    I remember examining the cover and then the manual of Mass Effect, trying to figure out if ‘customisable’ meant I could play as a girl. And deciding that I probably couldn’t, because they’d mention that, right? (How naive I was!) It was my sister’s copy, so I ended up trying it anyway, but I never even picked it up in-store.

    • Deviija says:

      I have shared my Mass Effect story often, but I’ll share it again due to relevance. In all the media hype for ME, I heard zilch about being able to be a lady companion. All I saw were dudes and a guy on the cover. I figured it was just going to be some space marine shooting aliens and tonguing babes-that-were-humanish. I passed on it, never gave it another thought.

      Then around 8 months later, when a friend told me that you could play as a woman character and that she had her own voice, romances, content, customization, etc., I was bewildered. I went to buy it and give it a play through.

      So yeah, the argument being thrown by Levine can work both ways and backwards. Generic white dude with gun does little at all for me, and tells me nothing about your game other than there is some white dude with a gun. Like hundreds of other games out there.

      • Laurentius says:

        The thing is that industry is in so tight spot now,it looks like it will be hard to come up with any argument that can change their ways ( situation they cornered themselves into ). Look Square Enix : They went safety with wihite bald guy Hitman -underachiving sales according to them , Tomb Raider – Lara – another underachivement.

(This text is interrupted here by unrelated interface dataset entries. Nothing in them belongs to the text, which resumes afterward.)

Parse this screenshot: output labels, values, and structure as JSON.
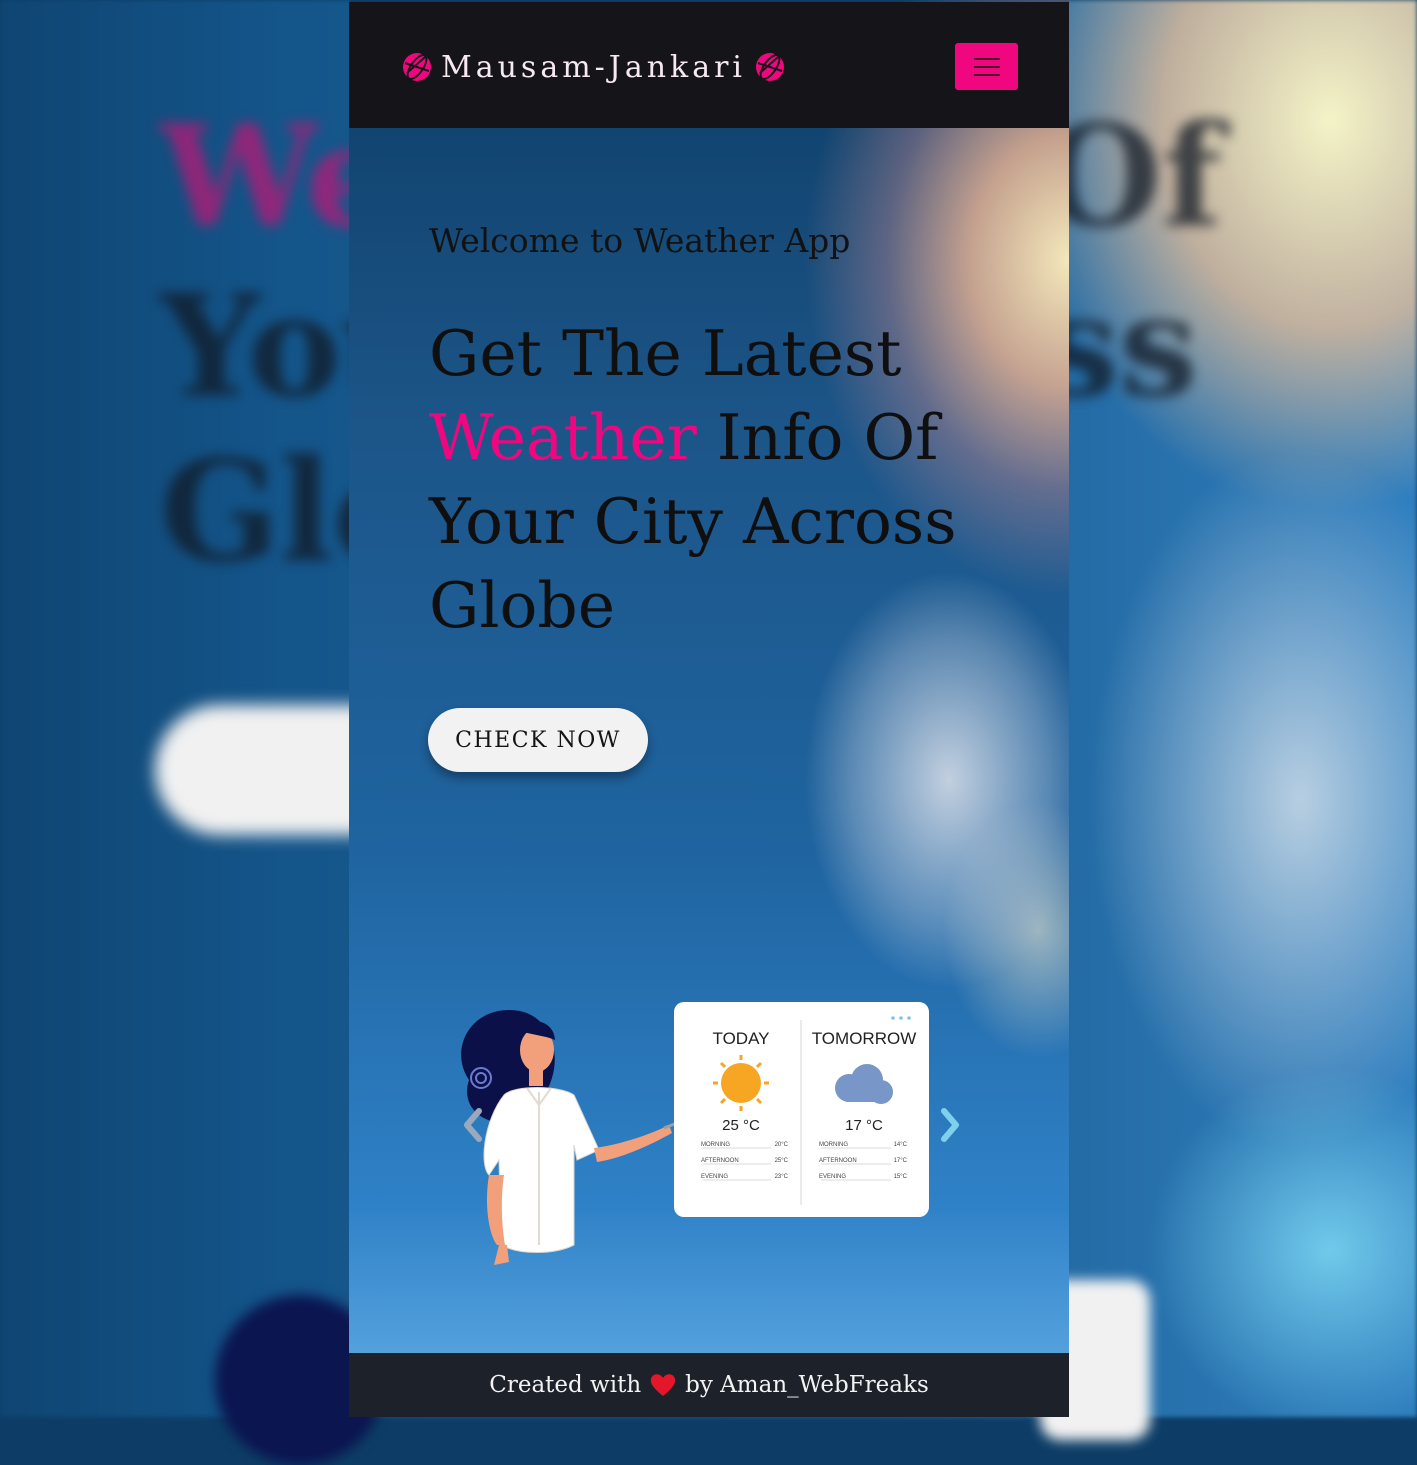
{
  "brand": {
    "name": "Mausam-Jankari",
    "accent_color": "#f0077f",
    "icon": "globe-icon"
  },
  "navbar": {
    "toggler_icon": "hamburger-menu-icon"
  },
  "hero": {
    "welcome": "Welcome to Weather App",
    "headline_line1": "Get The Latest",
    "headline_accent": "Weather",
    "headline_rest2": "Info Of",
    "headline_line3": "Your City Across",
    "headline_line4": "Globe",
    "cta_label": "CHECK NOW"
  },
  "carousel": {
    "prev_icon": "chevron-left-icon",
    "next_icon": "chevron-right-icon",
    "forecast_card": {
      "today": {
        "title": "TODAY",
        "temp": "25 °C",
        "icon": "sun-icon",
        "rows": [
          [
            "MORNING",
            "20°C"
          ],
          [
            "AFTERNOON",
            "25°C"
          ],
          [
            "EVENING",
            "23°C"
          ]
        ]
      },
      "tomorrow": {
        "title": "TOMORROW",
        "temp": "17 °C",
        "icon": "cloud-icon",
        "rows": [
          [
            "MORNING",
            "14°C"
          ],
          [
            "AFTERNOON",
            "17°C"
          ],
          [
            "EVENING",
            "15°C"
          ]
        ]
      }
    }
  },
  "footer": {
    "prefix": "Created with",
    "icon": "heart-icon",
    "suffix": "by Aman_WebFreaks"
  },
  "background_words": [
    "We",
    "Of",
    "You",
    "ss",
    "Glo"
  ]
}
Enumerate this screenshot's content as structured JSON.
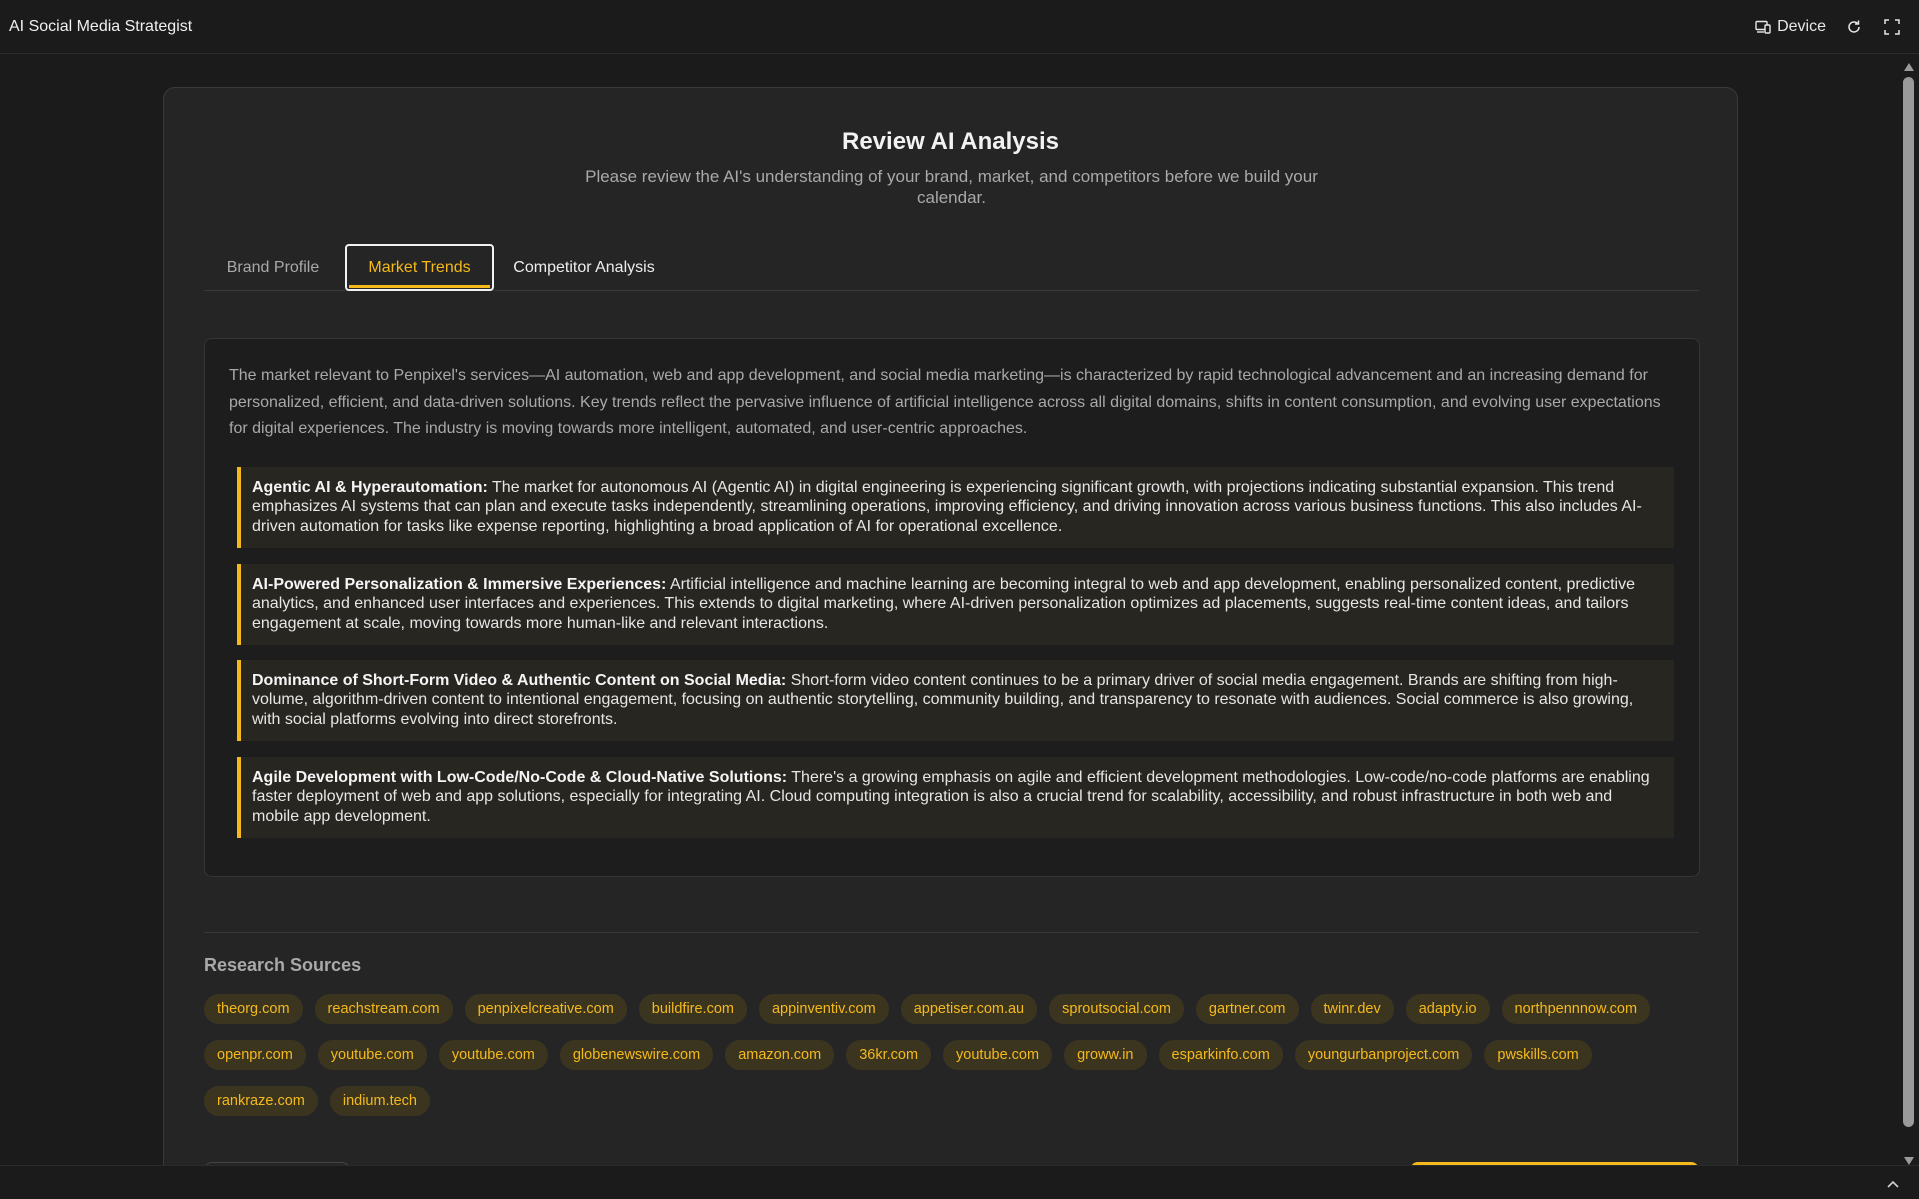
{
  "app": {
    "title": "AI Social Media Strategist",
    "device_label": "Device"
  },
  "header": {
    "title": "Review AI Analysis",
    "subtitle": "Please review the AI's understanding of your brand, market, and competitors before we build your calendar."
  },
  "tabs": [
    {
      "label": "Brand Profile",
      "active": false
    },
    {
      "label": "Market Trends",
      "active": true
    },
    {
      "label": "Competitor Analysis",
      "active": false
    }
  ],
  "market": {
    "intro": "The market relevant to Penpixel's services—AI automation, web and app development, and social media marketing—is characterized by rapid technological advancement and an increasing demand for personalized, efficient, and data-driven solutions. Key trends reflect the pervasive influence of artificial intelligence across all digital domains, shifts in content consumption, and evolving user expectations for digital experiences. The industry is moving towards more intelligent, automated, and user-centric approaches.",
    "trends": [
      {
        "title": "Agentic AI & Hyperautomation:",
        "text": " The market for autonomous AI (Agentic AI) in digital engineering is experiencing significant growth, with projections indicating substantial expansion. This trend emphasizes AI systems that can plan and execute tasks independently, streamlining operations, improving efficiency, and driving innovation across various business functions. This also includes AI-driven automation for tasks like expense reporting, highlighting a broad application of AI for operational excellence."
      },
      {
        "title": "AI-Powered Personalization & Immersive Experiences:",
        "text": " Artificial intelligence and machine learning are becoming integral to web and app development, enabling personalized content, predictive analytics, and enhanced user interfaces and experiences. This extends to digital marketing, where AI-driven personalization optimizes ad placements, suggests real-time content ideas, and tailors engagement at scale, moving towards more human-like and relevant interactions."
      },
      {
        "title": "Dominance of Short-Form Video & Authentic Content on Social Media:",
        "text": " Short-form video content continues to be a primary driver of social media engagement. Brands are shifting from high-volume, algorithm-driven content to intentional engagement, focusing on authentic storytelling, community building, and transparency to resonate with audiences. Social commerce is also growing, with social platforms evolving into direct storefronts."
      },
      {
        "title": "Agile Development with Low-Code/No-Code & Cloud-Native Solutions:",
        "text": " There's a growing emphasis on agile and efficient development methodologies. Low-code/no-code platforms are enabling faster deployment of web and app solutions, especially for integrating AI. Cloud computing integration is also a crucial trend for scalability, accessibility, and robust infrastructure in both web and mobile app development."
      }
    ]
  },
  "sources": {
    "title": "Research Sources",
    "items": [
      "theorg.com",
      "reachstream.com",
      "penpixelcreative.com",
      "buildfire.com",
      "appinventiv.com",
      "appetiser.com.au",
      "sproutsocial.com",
      "gartner.com",
      "twinr.dev",
      "adapty.io",
      "northpennnow.com",
      "openpr.com",
      "youtube.com",
      "youtube.com",
      "globenewswire.com",
      "amazon.com",
      "36kr.com",
      "youtube.com",
      "groww.in",
      "esparkinfo.com",
      "youngurbanproject.com",
      "pwskills.com",
      "rankraze.com",
      "indium.tech"
    ]
  },
  "colors": {
    "accent": "#f5b91b",
    "background": "#1b1b1b",
    "card": "#252525"
  }
}
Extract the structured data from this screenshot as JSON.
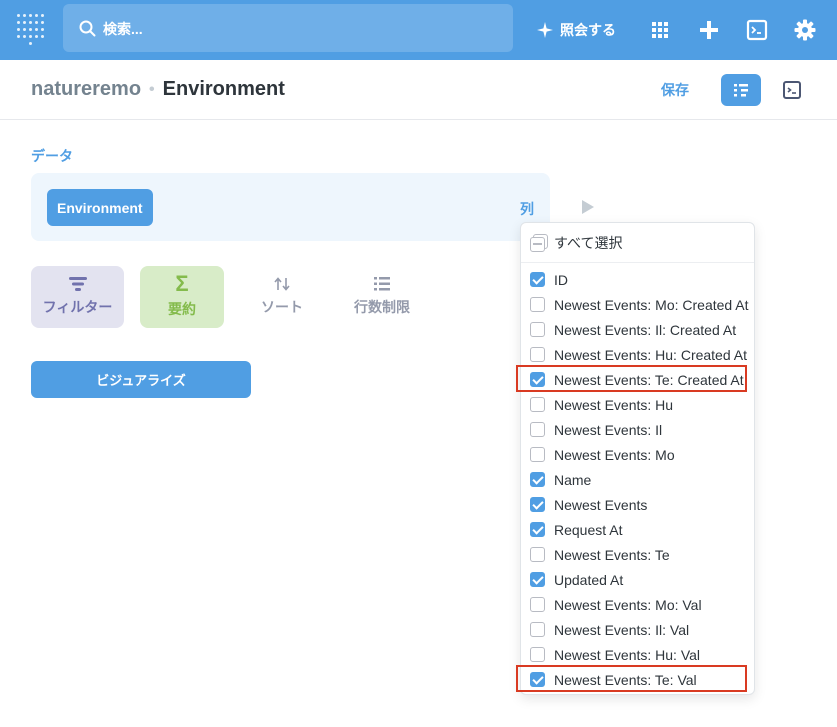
{
  "nav": {
    "search_placeholder": "検索...",
    "ask_label": "照会する",
    "icons": [
      "logo-icon",
      "search-icon",
      "sparkle-icon",
      "grid-icon",
      "plus-icon",
      "terminal-icon",
      "gear-icon"
    ]
  },
  "header": {
    "database": "natureremo",
    "separator": "•",
    "table": "Environment",
    "save_label": "保存"
  },
  "data_section": {
    "label": "データ",
    "table_name": "Environment",
    "columns_label": "列"
  },
  "steps": {
    "filter": "フィルター",
    "summarize": "要約",
    "summarize_symbol": "Σ",
    "sort": "ソート",
    "limit": "行数制限"
  },
  "visualize_label": "ビジュアライズ",
  "columns_popover": {
    "select_all": "すべて選択",
    "items": [
      {
        "label": "ID",
        "checked": true
      },
      {
        "label": "Newest Events: Mo: Created At",
        "checked": false
      },
      {
        "label": "Newest Events: Il: Created At",
        "checked": false
      },
      {
        "label": "Newest Events: Hu: Created At",
        "checked": false
      },
      {
        "label": "Newest Events: Te: Created At",
        "checked": true
      },
      {
        "label": "Newest Events: Hu",
        "checked": false
      },
      {
        "label": "Newest Events: Il",
        "checked": false
      },
      {
        "label": "Newest Events: Mo",
        "checked": false
      },
      {
        "label": "Name",
        "checked": true
      },
      {
        "label": "Newest Events",
        "checked": true
      },
      {
        "label": "Request At",
        "checked": true
      },
      {
        "label": "Newest Events: Te",
        "checked": false
      },
      {
        "label": "Updated At",
        "checked": true
      },
      {
        "label": "Newest Events: Mo: Val",
        "checked": false
      },
      {
        "label": "Newest Events: Il: Val",
        "checked": false
      },
      {
        "label": "Newest Events: Hu: Val",
        "checked": false
      },
      {
        "label": "Newest Events: Te: Val",
        "checked": true
      }
    ]
  },
  "colors": {
    "brand": "#509ee3",
    "filter_bg": "#e3e3f0",
    "summarize_bg": "#d8ecc8",
    "highlight": "#d93a22"
  }
}
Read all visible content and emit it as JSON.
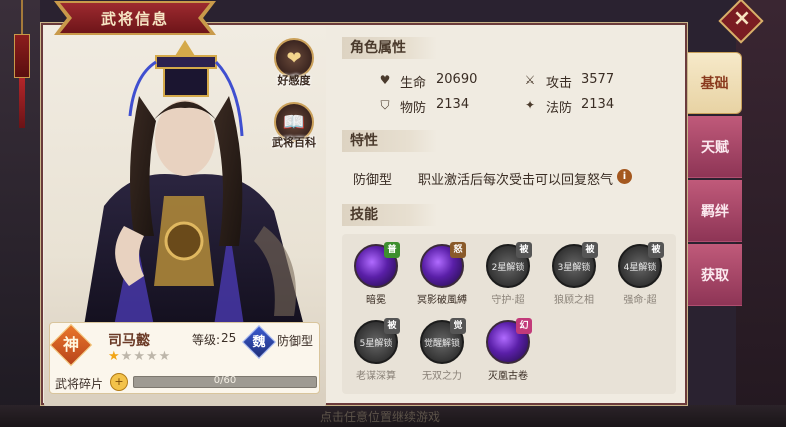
{
  "window": {
    "title": "武将信息",
    "close_label": "×"
  },
  "portrait": {
    "affection_label": "好感度",
    "encyclopedia_label": "武将百科",
    "affection_icon": "heart-icon",
    "encyclopedia_icon": "book-icon"
  },
  "hero": {
    "rarity": "神",
    "name": "司马懿",
    "level_label": "等级:",
    "level": "25",
    "faction": "魏",
    "class": "防御型",
    "stars_filled": 1,
    "stars_total": 5,
    "fragments_label": "武将碎片",
    "fragments_text": "0/60",
    "fragments_progress": 0
  },
  "attributes": {
    "header": "角色属性",
    "stats": [
      {
        "icon": "heart-icon",
        "label": "生命",
        "value": "20690"
      },
      {
        "icon": "sword-icon",
        "label": "攻击",
        "value": "3577"
      },
      {
        "icon": "shield-icon",
        "label": "物防",
        "value": "2134"
      },
      {
        "icon": "magic-shield-icon",
        "label": "法防",
        "value": "2134"
      }
    ]
  },
  "trait": {
    "header": "特性",
    "name": "防御型",
    "description": "职业激活后每次受击可以回复怒气",
    "info_label": "i"
  },
  "skills": {
    "header": "技能",
    "items": [
      {
        "name": "暗冕",
        "tag": "普",
        "tag_color": "#3e8f2e",
        "locked": false,
        "lock_text": ""
      },
      {
        "name": "冥影破風縛",
        "tag": "怒",
        "tag_color": "#8a5a2a",
        "locked": false,
        "lock_text": ""
      },
      {
        "name": "守护·超",
        "tag": "被",
        "tag_color": "#555555",
        "locked": true,
        "lock_text": "2星解锁"
      },
      {
        "name": "狼顾之相",
        "tag": "被",
        "tag_color": "#555555",
        "locked": true,
        "lock_text": "3星解锁"
      },
      {
        "name": "强命·超",
        "tag": "被",
        "tag_color": "#555555",
        "locked": true,
        "lock_text": "4星解锁"
      },
      {
        "name": "老谋深算",
        "tag": "被",
        "tag_color": "#555555",
        "locked": true,
        "lock_text": "5星解锁"
      },
      {
        "name": "无双之力",
        "tag": "觉",
        "tag_color": "#555555",
        "locked": true,
        "lock_text": "觉醒解锁"
      },
      {
        "name": "灭凰古卷",
        "tag": "幻",
        "tag_color": "#c23a7a",
        "locked": false,
        "lock_text": ""
      }
    ]
  },
  "tabs": [
    {
      "label": "基础",
      "active": true
    },
    {
      "label": "天赋",
      "active": false
    },
    {
      "label": "羁绊",
      "active": false
    },
    {
      "label": "获取",
      "active": false
    }
  ],
  "footer_hint": "点击任意位置继续游戏",
  "colors": {
    "accent_red": "#9d2a2f",
    "gold": "#c99a4a",
    "tab_pink": "#c05a7a",
    "star": "#f2a516"
  }
}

And this is case for big publishers, smaller studios are even under more comercial strain.

  14. Pingback: The linkspam is in another castle (2 April 2013) | Geek Feminism Blog

  15. Jellyfish says:

    Regarding covers for Bioshock Infinite and Elizabeth not being included on the front, I just saw this post on Tumblr and thought it might be of interest:

    The first, fourth and final designs show how they could have utilised their existing artwork that included both Booker and Elizabeth. They could’ve achieved their aim of showcasing the action and Booker as the lead without keeping Elizabeth from the front cover altogether.

  16. Something relevant to this I came across today:

    “The research group wasn’t planning on focus-testing female players – it’s something we had to specifically request”

    “This same marketing firm also told Naughty Dog that it would be best to put The Last of Us’ female protagonist Ellie on the back of the box rather than the front”

    First comment summed thing up:
    “At some point in the not-too-distant future, targeting a general audience will mean you can’t ignore half the population.”…I sure hope so.

Comments are closed.